Mozart's "Ave Verum Corpus," which the Master Chorale of Washington sang toward the beginning of its concert at the Kennedy Center Concert Hall yesterday afternoon, is three minutes of musical perfection. Moreover, as if to shame those composers, before and since, who have made a fetish of bigness and complexity, the perfection of the "Ave Verum Corpus" is as simple, direct and sweetly humble as a child's prayer, without an extraneous or virtuosic gesture.
Indeed, this is a work that can be sight-read by any chorus, played by any amateur string quartet, even fumbled through haltingly by a first-year pianist, and it will still, inevitably, bring a lump to the throat and a welling to the eyes. It is music of absolute clarity and serenity, neither loud nor soft, presenting no technical difficulties whatsoever to those who would take it on. But distilling such simplicity is never an easy task for a creative artist, and only the best of them can carry it off.

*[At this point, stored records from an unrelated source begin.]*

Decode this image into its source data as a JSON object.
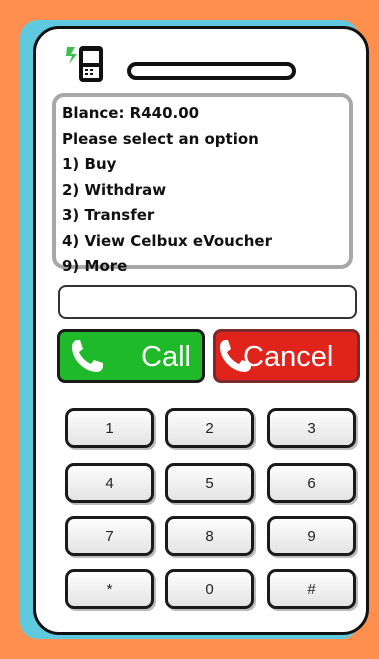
{
  "screen": {
    "lines": [
      "Blance: R440.00",
      "Please select an option",
      "1) Buy",
      "2) Withdraw",
      "3) Transfer",
      "4) View Celbux eVoucher",
      "9) More"
    ]
  },
  "input": {
    "value": ""
  },
  "buttons": {
    "call_label": "Call",
    "cancel_label": "Cancel"
  },
  "keypad": [
    "1",
    "2",
    "3",
    "4",
    "5",
    "6",
    "7",
    "8",
    "9",
    "*",
    "0",
    "#"
  ],
  "colors": {
    "frame_orange": "#ff8f4e",
    "frame_blue": "#5fcadf",
    "call_green": "#1fba2a",
    "cancel_red": "#e0241c"
  },
  "icons": [
    "mobile-phone-signal-icon",
    "phone-handset-icon"
  ]
}
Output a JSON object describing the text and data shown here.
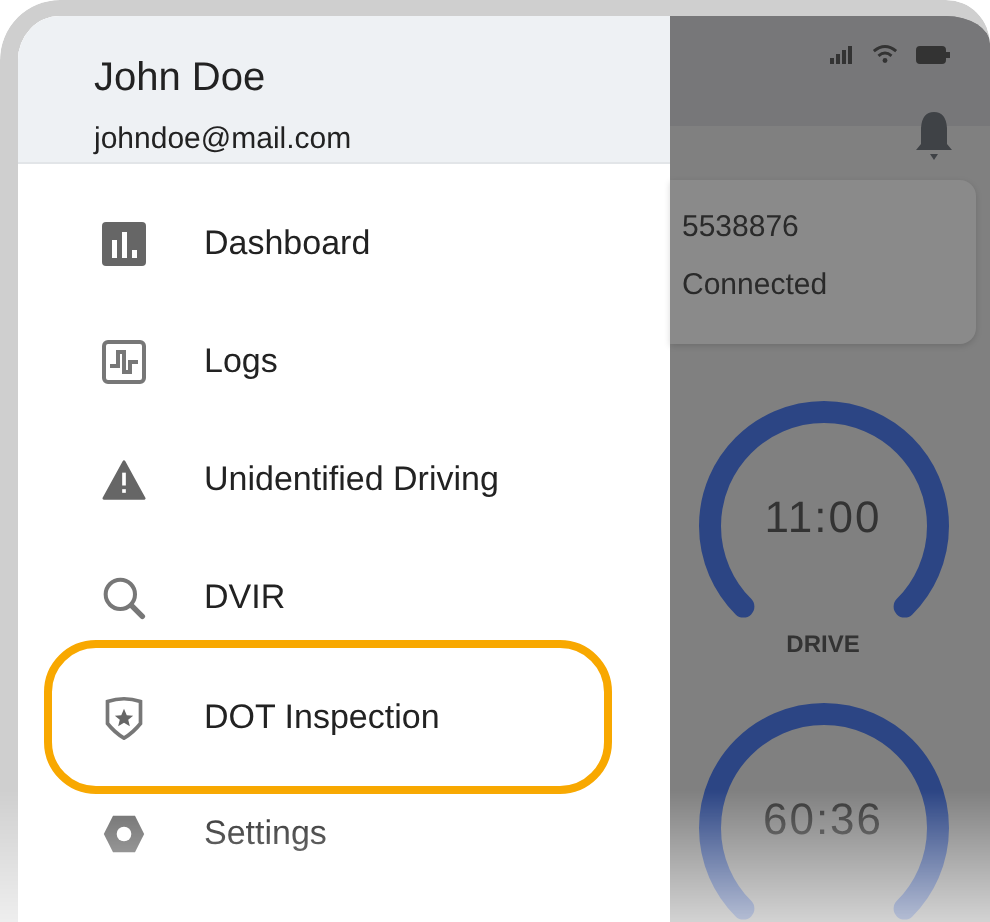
{
  "user": {
    "name": "John Doe",
    "email": "johndoe@mail.com"
  },
  "menu": [
    {
      "label": "Dashboard",
      "kind": "chart",
      "highlighted": false
    },
    {
      "label": "Logs",
      "kind": "logs",
      "highlighted": false
    },
    {
      "label": "Unidentified Driving",
      "kind": "warning",
      "highlighted": false
    },
    {
      "label": "DVIR",
      "kind": "search",
      "highlighted": false
    },
    {
      "label": "DOT Inspection",
      "kind": "shield",
      "highlighted": true
    },
    {
      "label": "Settings",
      "kind": "settings",
      "highlighted": false
    }
  ],
  "background_screen": {
    "device_id": "5538876",
    "connection": "Connected",
    "gauges": [
      {
        "time": "11:00",
        "label": "DRIVE"
      },
      {
        "time": "60:36"
      }
    ]
  }
}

Remember the philosopher Pascal's remark that he had no time to write a short letter and so he had written a long one? In the "Ave Verum Corpus," Mozart found time to write posterity a short letter -- then wrote with all his heart.
The Master Chorale program began with a "Te Deum" dating from Mozart's 13th year. Not surprisingly, the composer was still learning his craft at that tender age, and this particular work seems to have been fashioned after a similar piece by Michael Haydn, a good model. Under the direction of Donald McCullough, it received a crisp, vigorous performance -- all organ, brass, timpani and joyful hymning.
Mozart's great, problematic "Requiem," which was left unfinished on his death in 1791, closed the afternoon. McCullough elected to perform a 1993 reconstruction by the musicologist Robert D. Levin in lieu of the familiar -- and notoriously corrupt -- "completion" by Mozart's student F.X. Sussmayr that has been the standard for more than two centuries.
Some of the worst of Sussmayr's vulgarities -- the stupefyingly banal, quasi-rockabilly triplets in the accompaniment of the "Sanctus," for example -- are blessedly removed, and there are some impressive new fugal passages. Still, nobody can match up to Mozart, and there can be no doubt that the "Requiem" slides downhill after the great cry of "Homo reus" in the "Lacrymosa," traditionally said to be the last music the composer ever wrote.
Unfortunately, the performance was stronger on passion than it was on polish. The chorus sang out mightily much of the time, and details were too often lost in an undifferentiated loudness. One had the sense that the singers' splendid urgency could have been directed toward a more coherent objective, that Mozart's melodies could have been molded and shaped with greater subtlety and dynamic contrast. (Curiously enough, the orchestra seemed much more responsive to McCullough's direction than did the singers, an unusual state of affairs at a choral concert.)
The soloists were mostly admirable. Baritone Grant Youngblood, with his calibrated breath control in the taxing opening line of the "Tuba mirum," made an especially strong impression. Mezzo-soprano Victoria Livengood's biography in the program booklet mentioned that she has won acclaim for her roles as Bizet's Carmen and Saint-Saens's Dalila; rarely has Mozart's religious music sounded so fiercely sultry. Matthew Chellis brought a bright throb to the tenor solos, while soprano Cheryl Evans handled her passages with unusual fervor.
All in all, it was a joy to hear this music -- but there is more in it than was let on yesterday afternoon.